▶ **Element data from apps and pages**:
== == ==

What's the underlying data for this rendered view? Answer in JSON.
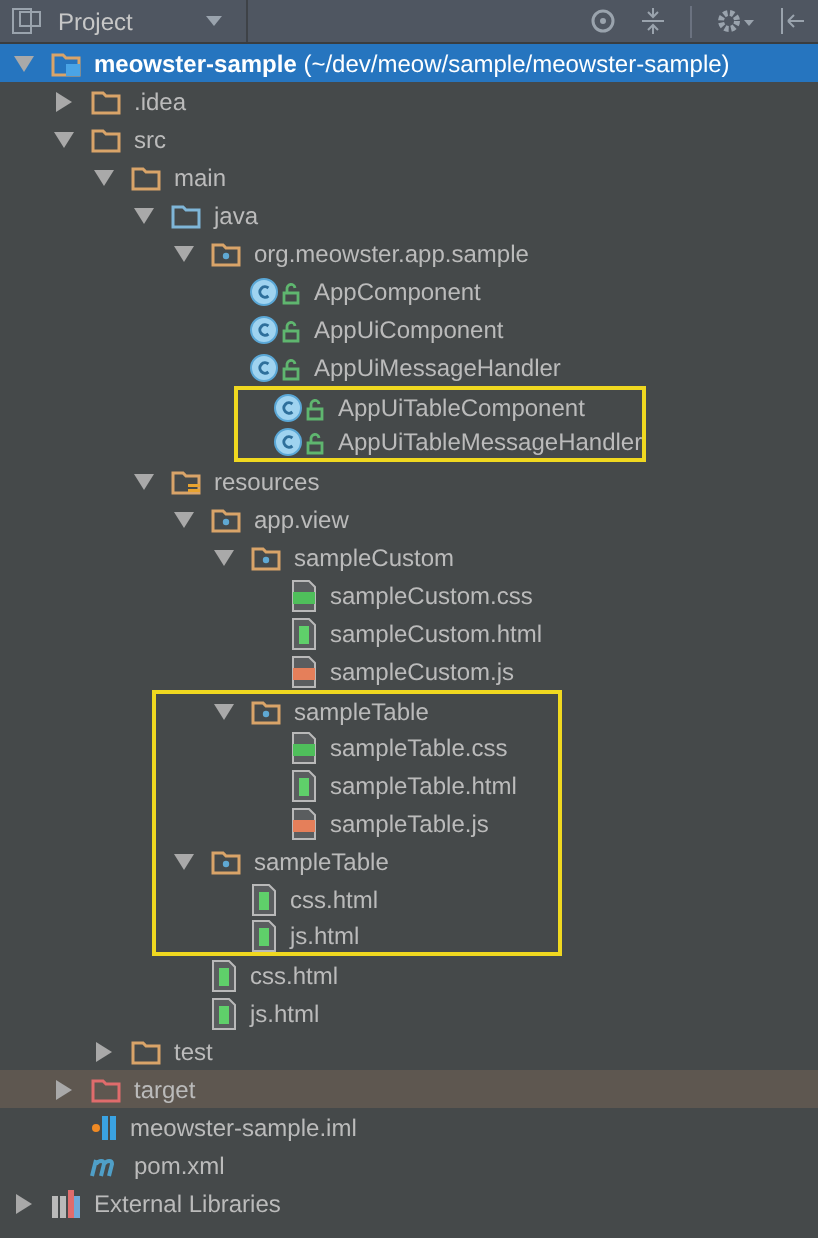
{
  "panel": {
    "title": "Project"
  },
  "tree": [
    {
      "label": "**meowster-sample** (~/dev/meow/sample/meowster-sample)",
      "kind": "module",
      "selected": true,
      "expanded": true,
      "boxed": false,
      "children": [
        {
          "label": ".idea",
          "kind": "folder",
          "selected": false,
          "expanded": false,
          "boxed": false
        },
        {
          "label": "src",
          "kind": "folder",
          "selected": false,
          "expanded": true,
          "boxed": false,
          "children": [
            {
              "label": "main",
              "kind": "folder",
              "selected": false,
              "expanded": true,
              "boxed": false,
              "children": [
                {
                  "label": "java",
                  "kind": "source-folder",
                  "selected": false,
                  "expanded": true,
                  "boxed": false,
                  "children": [
                    {
                      "label": "org.meowster.app.sample",
                      "kind": "package",
                      "selected": false,
                      "expanded": true,
                      "boxed": false,
                      "children": [
                        {
                          "label": "AppComponent",
                          "kind": "class",
                          "selected": false,
                          "boxed": false
                        },
                        {
                          "label": "AppUiComponent",
                          "kind": "class",
                          "selected": false,
                          "boxed": false
                        },
                        {
                          "label": "AppUiMessageHandler",
                          "kind": "class",
                          "selected": false,
                          "boxed": false
                        },
                        {
                          "label": "AppUiTableComponent",
                          "kind": "class",
                          "selected": false,
                          "boxed": true
                        },
                        {
                          "label": "AppUiTableMessageHandler",
                          "kind": "class",
                          "selected": false,
                          "boxed": true
                        }
                      ]
                    }
                  ]
                },
                {
                  "label": "resources",
                  "kind": "resources-folder",
                  "selected": false,
                  "expanded": true,
                  "boxed": false,
                  "children": [
                    {
                      "label": "app.view",
                      "kind": "package",
                      "selected": false,
                      "expanded": true,
                      "boxed": false,
                      "children": [
                        {
                          "label": "sampleCustom",
                          "kind": "package",
                          "selected": false,
                          "expanded": true,
                          "boxed": false,
                          "children": [
                            {
                              "label": "sampleCustom.css",
                              "kind": "css",
                              "selected": false,
                              "boxed": false
                            },
                            {
                              "label": "sampleCustom.html",
                              "kind": "html",
                              "selected": false,
                              "boxed": false
                            },
                            {
                              "label": "sampleCustom.js",
                              "kind": "js",
                              "selected": false,
                              "boxed": false
                            }
                          ]
                        },
                        {
                          "label": "sampleTable",
                          "kind": "package",
                          "selected": false,
                          "expanded": true,
                          "boxed": true,
                          "children": [
                            {
                              "label": "sampleTable.css",
                              "kind": "css",
                              "selected": false,
                              "boxed": true
                            },
                            {
                              "label": "sampleTable.html",
                              "kind": "html",
                              "selected": false,
                              "boxed": true
                            },
                            {
                              "label": "sampleTable.js",
                              "kind": "js",
                              "selected": false,
                              "boxed": true
                            }
                          ]
                        }
                      ]
                    },
                    {
                      "label": "sampleTable",
                      "kind": "package",
                      "selected": false,
                      "expanded": true,
                      "boxed": true,
                      "children": [
                        {
                          "label": "css.html",
                          "kind": "html",
                          "selected": false,
                          "boxed": true
                        },
                        {
                          "label": "js.html",
                          "kind": "html",
                          "selected": false,
                          "boxed": true
                        }
                      ]
                    },
                    {
                      "label": "css.html",
                      "kind": "html",
                      "selected": false,
                      "boxed": false
                    },
                    {
                      "label": "js.html",
                      "kind": "html",
                      "selected": false,
                      "boxed": false
                    }
                  ]
                }
              ]
            },
            {
              "label": "test",
              "kind": "folder",
              "selected": false,
              "expanded": false,
              "boxed": false
            }
          ]
        },
        {
          "label": "target",
          "kind": "excluded-folder",
          "selected": false,
          "expanded": false,
          "boxed": false
        },
        {
          "label": "meowster-sample.iml",
          "kind": "iml",
          "selected": false,
          "boxed": false
        },
        {
          "label": "pom.xml",
          "kind": "maven",
          "selected": false,
          "boxed": false
        }
      ]
    },
    {
      "label": "External Libraries",
      "kind": "libraries",
      "selected": false,
      "expanded": false,
      "boxed": false
    }
  ]
}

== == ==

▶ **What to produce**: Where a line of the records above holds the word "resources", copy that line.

▶ **Solution to this task**:
                  "label": "resources",
                  "kind": "resources-folder",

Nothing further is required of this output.